DWS- The course goes through so much - what materials to use all the way through hand taping and finishing. It really is useful for anyone. Anyone from builders to diyers will get a better understanding of what goes into a drywall finish. The courses includes how to prep the site for drywall, finish options, how to hand tape, mud mixing, how to use automatic tools and what drywall compounds to choose for what you're trying to accomplish. My goal was to get as much information as possible into this course and really help people with a industry that can be pretty secretive.
Q: MOVE OVER BOB IS ALL ABOUT DISSEMINATING INSPIRATION AND RESOURCES TO WOMEN INTERESTED IN PURSUING A JOURNEY INTO CONSTRUCTION AND YOUR INSTRUCTIONAL SERIES IS, WITHOUT A DOUBT, EXACTLY THE KIND OF ACCESS WOMEN ARE LOOKING FOR. OUTSIDE OF SOLVING THIS HURTLE FOR WOMEN WITH LIMITED RESOURCES, WHAT OTHER PROBLEMS DO YOU THINK A WOMAN MIGHT FACE TRYING TO PURSUE THIS CAREER AND WHAT ADVICE WOULD YOU GIVE THEM TO OVERCOME THOSE OBSTACLES?

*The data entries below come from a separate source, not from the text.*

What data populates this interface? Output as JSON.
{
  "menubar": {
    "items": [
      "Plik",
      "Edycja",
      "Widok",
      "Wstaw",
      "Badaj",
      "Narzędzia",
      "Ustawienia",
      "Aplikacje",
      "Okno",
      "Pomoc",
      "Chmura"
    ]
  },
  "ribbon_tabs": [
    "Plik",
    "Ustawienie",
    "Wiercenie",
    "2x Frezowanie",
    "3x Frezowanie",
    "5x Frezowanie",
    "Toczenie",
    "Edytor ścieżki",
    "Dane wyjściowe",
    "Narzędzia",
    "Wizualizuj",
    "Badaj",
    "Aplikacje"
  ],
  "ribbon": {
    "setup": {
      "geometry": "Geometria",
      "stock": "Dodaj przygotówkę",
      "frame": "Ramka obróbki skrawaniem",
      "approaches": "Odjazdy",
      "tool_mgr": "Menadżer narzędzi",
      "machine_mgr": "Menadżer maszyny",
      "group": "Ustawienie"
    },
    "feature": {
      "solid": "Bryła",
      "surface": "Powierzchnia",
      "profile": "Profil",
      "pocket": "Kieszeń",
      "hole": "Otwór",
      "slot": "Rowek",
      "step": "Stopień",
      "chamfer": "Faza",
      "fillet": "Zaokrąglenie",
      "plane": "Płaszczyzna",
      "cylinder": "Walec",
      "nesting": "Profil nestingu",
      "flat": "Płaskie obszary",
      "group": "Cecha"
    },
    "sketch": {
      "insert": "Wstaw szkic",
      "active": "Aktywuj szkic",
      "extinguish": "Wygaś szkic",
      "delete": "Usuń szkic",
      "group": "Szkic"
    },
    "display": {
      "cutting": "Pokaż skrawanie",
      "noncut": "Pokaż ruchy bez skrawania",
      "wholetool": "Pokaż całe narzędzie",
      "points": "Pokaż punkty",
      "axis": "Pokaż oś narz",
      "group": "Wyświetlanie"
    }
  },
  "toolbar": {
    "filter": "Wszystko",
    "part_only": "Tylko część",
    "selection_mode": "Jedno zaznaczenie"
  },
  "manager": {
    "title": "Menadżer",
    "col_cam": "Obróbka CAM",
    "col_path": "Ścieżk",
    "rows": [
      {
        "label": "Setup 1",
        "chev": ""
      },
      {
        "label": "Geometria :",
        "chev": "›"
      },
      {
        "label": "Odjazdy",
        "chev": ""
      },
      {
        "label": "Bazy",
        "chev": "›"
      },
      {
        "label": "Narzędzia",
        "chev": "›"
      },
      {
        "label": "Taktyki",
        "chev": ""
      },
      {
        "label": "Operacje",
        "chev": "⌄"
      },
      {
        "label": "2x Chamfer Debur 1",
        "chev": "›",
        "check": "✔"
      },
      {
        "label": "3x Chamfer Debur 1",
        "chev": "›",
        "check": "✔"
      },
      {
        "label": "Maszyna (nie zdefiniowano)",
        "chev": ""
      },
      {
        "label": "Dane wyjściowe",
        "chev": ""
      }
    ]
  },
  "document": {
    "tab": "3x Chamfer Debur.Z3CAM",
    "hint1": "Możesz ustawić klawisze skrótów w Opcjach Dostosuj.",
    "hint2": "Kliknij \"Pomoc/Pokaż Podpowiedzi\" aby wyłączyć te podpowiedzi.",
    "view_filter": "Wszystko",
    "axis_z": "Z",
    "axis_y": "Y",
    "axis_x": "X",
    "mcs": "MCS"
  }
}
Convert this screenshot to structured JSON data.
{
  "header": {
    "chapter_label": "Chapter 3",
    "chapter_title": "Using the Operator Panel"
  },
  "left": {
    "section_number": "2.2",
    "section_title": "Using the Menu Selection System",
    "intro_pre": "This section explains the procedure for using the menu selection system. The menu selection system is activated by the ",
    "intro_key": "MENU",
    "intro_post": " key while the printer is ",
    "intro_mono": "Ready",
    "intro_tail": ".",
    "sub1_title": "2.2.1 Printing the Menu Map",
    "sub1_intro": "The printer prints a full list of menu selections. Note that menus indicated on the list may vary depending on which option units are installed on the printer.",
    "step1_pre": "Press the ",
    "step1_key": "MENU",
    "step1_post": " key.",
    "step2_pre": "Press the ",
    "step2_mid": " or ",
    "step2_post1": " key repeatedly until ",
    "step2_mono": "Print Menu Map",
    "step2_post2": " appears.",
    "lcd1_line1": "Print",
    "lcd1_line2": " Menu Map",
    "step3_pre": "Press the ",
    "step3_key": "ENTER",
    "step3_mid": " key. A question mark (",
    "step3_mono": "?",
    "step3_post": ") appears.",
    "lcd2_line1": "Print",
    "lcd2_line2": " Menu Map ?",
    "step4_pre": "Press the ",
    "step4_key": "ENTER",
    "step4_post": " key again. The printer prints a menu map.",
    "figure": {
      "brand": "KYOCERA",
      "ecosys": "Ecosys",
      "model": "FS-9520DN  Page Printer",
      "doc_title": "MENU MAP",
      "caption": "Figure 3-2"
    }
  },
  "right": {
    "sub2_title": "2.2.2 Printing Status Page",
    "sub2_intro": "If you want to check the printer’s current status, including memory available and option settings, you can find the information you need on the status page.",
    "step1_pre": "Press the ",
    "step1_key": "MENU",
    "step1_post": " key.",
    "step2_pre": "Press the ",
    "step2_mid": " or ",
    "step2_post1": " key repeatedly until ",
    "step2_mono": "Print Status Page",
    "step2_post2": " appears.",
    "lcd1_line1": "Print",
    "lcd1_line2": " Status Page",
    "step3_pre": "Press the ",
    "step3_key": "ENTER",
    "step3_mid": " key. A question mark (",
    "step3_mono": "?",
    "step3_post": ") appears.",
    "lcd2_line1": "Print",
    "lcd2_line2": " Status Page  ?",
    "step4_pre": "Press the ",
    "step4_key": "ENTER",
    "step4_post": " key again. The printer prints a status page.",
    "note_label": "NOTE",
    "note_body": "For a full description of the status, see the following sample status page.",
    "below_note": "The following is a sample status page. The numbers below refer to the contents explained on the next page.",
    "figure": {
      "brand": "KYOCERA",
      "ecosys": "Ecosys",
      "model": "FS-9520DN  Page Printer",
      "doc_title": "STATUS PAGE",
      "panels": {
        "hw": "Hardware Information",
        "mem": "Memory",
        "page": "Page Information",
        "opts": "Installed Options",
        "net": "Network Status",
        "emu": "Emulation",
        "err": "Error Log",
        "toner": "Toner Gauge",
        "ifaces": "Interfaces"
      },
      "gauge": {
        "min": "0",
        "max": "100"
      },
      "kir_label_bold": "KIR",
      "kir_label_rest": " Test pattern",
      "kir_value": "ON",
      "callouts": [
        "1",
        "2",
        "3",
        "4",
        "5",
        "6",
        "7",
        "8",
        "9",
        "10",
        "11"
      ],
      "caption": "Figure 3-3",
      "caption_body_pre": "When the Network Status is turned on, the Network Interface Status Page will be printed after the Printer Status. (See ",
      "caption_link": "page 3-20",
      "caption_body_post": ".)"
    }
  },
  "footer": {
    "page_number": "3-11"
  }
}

DWS- Something that I've come to realize over all the years in construction is I will never part of the "guys club". Being a woman you can absolutely be successful, respected and a leader in the trade but it will always be a bit different. You might get questioned a bit more on your decisions or people might come in and try to show you how it's done. Those are things I can not control but I can control doing good work, being a professional and giving my all every day. When I was a couple years into the trade I thought I knew everything - I would argue, not take advice and be offended if someone tried to show me something new. And one of the best things I've done is listen and learn from others. Don't stunt your own growth by not learning or listening to advice from others. And don't be afraid to ask for help, especially if you're not sure how to do something. It's much easier to fix a mistake before its made.
Q: YOU HAVE EXPRESSED YOUR PASSION FOR ELEVATING DRYWALLERS' REPUTATION WITHIN THE TRADES. HOW DO YOU THINK PEOPLES' PERCEPTION OF DRYWALLERS HAVE BEEN THROUGHOUT THE LAST FEW DECADES AND HOW IS YOUR TRAINING SERIES SMASHING NEGATIVE STEREOTYPES AND CELEBRATING THE TRADE?
DWS- Drywallers unfortunately are usually seen as some of the roughest on site. The job is hard, it takes a lot of time to get good at and most people quit within a few months. It used to be looked at as a craft - something that takes skills and was completed by a true master craftsman. Now with the building demands and labor shortage it's moved to how cheap and fast can we get this job completed. But cheap and fast aren't good and we as a trade have allowed it to deteriorate. In order to change we all have to learn, not settle for bad quality, educate builders and homeowners on the process and what goes into a good finish. It's up to us to change the perception, educate others on the process and not settle for less.
Q: LASTLY, IF YOU HAD TO GIVE A WOMAN ONE SINGLE PIECE OF ADVICE ON SURVIVING THE CONSTRUCTION WORLD AS A DRYWALLER, WHAT WOULD IT BE?
DWS- Don't be afraid to ask questions - if you're unsure about the process ask. I know I would rather take a couple minutes to help or answer a question than take hours fixing something later. And don't let the bad days get you down, we all have them. What makes you successful is never giving up and showing up and doing your best every day.
CHECK OUT THIS PREVIEW BELOW AND GO TO M.T. COPELAND TO LEARN MORE ABOUT HOW YOU CAN TAKE ADVANTAGE OF THIS INSTRUCTIONAL SERIES!